## Dataset content
= = = =

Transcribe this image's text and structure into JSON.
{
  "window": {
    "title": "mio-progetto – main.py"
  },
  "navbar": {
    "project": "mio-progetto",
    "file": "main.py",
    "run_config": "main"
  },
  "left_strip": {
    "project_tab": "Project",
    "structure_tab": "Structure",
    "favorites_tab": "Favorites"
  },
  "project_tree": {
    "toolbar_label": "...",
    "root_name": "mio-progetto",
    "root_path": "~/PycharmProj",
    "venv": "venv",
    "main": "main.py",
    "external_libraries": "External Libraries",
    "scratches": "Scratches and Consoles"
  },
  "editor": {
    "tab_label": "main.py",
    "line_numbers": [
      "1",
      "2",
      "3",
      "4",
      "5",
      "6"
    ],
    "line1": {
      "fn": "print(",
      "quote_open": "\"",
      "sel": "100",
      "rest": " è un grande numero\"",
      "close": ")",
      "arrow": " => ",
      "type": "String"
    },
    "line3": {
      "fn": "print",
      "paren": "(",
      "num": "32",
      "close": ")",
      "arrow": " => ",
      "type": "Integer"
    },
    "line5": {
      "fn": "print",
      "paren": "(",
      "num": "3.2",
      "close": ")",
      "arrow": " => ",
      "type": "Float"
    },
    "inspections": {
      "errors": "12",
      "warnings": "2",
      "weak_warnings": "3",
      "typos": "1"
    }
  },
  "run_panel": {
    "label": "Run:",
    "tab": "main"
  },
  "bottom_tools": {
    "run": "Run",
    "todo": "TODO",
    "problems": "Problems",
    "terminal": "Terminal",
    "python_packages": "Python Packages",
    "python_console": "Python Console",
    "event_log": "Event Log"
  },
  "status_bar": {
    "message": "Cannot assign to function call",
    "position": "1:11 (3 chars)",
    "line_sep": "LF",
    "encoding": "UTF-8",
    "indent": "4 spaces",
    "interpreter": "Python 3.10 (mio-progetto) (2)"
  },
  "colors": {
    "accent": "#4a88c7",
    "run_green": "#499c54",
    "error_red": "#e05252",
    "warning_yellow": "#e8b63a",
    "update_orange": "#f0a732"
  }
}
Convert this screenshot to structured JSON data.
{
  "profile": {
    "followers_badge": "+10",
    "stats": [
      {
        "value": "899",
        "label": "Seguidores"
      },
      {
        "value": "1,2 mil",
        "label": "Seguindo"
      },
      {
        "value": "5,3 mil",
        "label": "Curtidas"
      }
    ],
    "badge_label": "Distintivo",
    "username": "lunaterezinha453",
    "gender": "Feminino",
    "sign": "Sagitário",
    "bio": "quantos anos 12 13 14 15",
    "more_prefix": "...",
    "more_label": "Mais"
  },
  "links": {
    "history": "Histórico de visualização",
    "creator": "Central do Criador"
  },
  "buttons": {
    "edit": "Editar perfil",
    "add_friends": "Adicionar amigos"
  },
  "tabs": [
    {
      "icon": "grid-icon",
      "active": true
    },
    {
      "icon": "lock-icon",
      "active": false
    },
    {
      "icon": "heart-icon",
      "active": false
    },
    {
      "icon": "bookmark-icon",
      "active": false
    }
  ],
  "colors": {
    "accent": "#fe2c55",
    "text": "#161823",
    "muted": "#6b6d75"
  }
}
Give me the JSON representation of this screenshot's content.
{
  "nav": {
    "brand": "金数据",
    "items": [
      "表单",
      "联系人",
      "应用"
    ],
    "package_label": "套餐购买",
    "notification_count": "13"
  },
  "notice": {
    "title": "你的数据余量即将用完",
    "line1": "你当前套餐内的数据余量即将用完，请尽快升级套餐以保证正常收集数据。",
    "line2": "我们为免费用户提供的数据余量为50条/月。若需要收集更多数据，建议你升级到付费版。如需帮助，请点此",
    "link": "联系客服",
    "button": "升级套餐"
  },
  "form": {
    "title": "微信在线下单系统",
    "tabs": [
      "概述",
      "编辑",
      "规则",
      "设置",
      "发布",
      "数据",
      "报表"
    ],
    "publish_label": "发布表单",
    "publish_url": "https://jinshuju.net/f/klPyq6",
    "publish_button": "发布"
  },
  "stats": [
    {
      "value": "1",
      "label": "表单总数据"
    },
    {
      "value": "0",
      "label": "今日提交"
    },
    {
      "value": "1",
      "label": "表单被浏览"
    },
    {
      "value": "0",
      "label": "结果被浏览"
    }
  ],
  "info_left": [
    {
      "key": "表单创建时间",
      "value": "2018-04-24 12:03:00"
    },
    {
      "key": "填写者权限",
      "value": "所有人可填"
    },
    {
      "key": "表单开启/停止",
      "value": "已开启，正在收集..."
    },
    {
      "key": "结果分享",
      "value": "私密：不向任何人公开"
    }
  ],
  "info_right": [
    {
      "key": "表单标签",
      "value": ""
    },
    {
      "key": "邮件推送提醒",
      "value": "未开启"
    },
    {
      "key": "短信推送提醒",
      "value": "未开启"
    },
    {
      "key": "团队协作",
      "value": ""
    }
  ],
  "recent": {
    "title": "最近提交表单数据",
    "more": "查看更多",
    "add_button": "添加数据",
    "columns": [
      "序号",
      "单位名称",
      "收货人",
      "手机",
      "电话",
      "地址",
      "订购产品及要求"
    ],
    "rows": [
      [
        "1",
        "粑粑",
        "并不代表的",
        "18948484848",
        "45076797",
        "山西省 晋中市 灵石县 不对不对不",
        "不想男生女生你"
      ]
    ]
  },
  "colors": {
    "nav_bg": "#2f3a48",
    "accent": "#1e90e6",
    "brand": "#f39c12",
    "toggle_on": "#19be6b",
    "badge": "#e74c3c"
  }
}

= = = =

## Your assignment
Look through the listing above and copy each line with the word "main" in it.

## Answer
    "title": "mio-progetto – main.py"
    "file": "main.py",
    "run_config": "main"
    "main": "main.py",
    "tab_label": "main.py",
    "tab": "main"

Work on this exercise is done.